START Data to process
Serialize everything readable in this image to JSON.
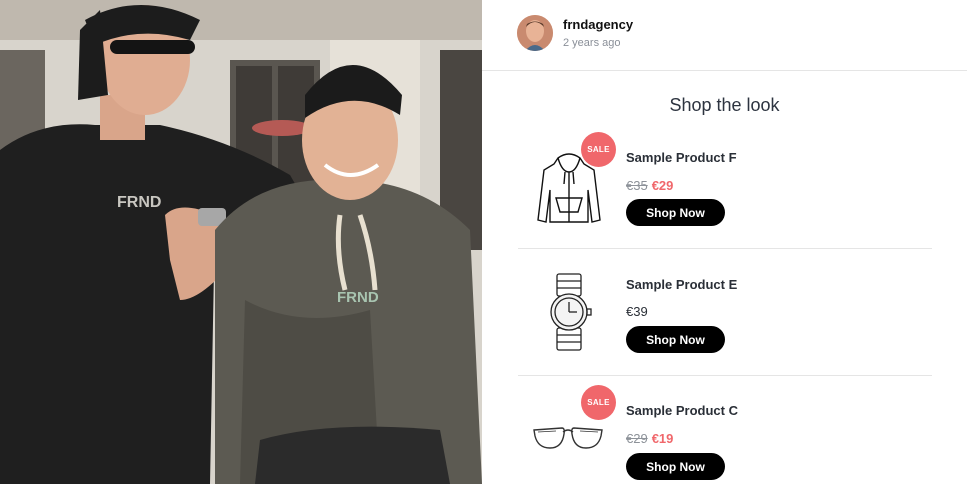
{
  "post": {
    "username": "frndagency",
    "timestamp": "2 years ago",
    "photo_print_left": "FRND",
    "photo_print_right": "FRND"
  },
  "shop": {
    "title": "Shop the look",
    "products": [
      {
        "name": "Sample Product F",
        "old_price": "€35",
        "price": "€29",
        "on_sale": true,
        "badge": "SALE",
        "button": "Shop Now",
        "icon": "hoodie-icon"
      },
      {
        "name": "Sample Product E",
        "price": "€39",
        "on_sale": false,
        "button": "Shop Now",
        "icon": "wristwatch-icon"
      },
      {
        "name": "Sample Product C",
        "old_price": "€29",
        "price": "€19",
        "on_sale": true,
        "badge": "SALE",
        "button": "Shop Now",
        "icon": "glasses-icon"
      }
    ]
  },
  "colors": {
    "sale": "#f0676b",
    "button": "#000000",
    "divider": "#e5e5e5"
  }
}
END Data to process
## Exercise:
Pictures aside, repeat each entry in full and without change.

## Answer box:
Serialize everything readable in this image to JSON.
{
  "post": {
    "username": "frndagency",
    "timestamp": "2 years ago",
    "photo_print_left": "FRND",
    "photo_print_right": "FRND"
  },
  "shop": {
    "title": "Shop the look",
    "products": [
      {
        "name": "Sample Product F",
        "old_price": "€35",
        "price": "€29",
        "on_sale": true,
        "badge": "SALE",
        "button": "Shop Now",
        "icon": "hoodie-icon"
      },
      {
        "name": "Sample Product E",
        "price": "€39",
        "on_sale": false,
        "button": "Shop Now",
        "icon": "wristwatch-icon"
      },
      {
        "name": "Sample Product C",
        "old_price": "€29",
        "price": "€19",
        "on_sale": true,
        "badge": "SALE",
        "button": "Shop Now",
        "icon": "glasses-icon"
      }
    ]
  },
  "colors": {
    "sale": "#f0676b",
    "button": "#000000",
    "divider": "#e5e5e5"
  }
}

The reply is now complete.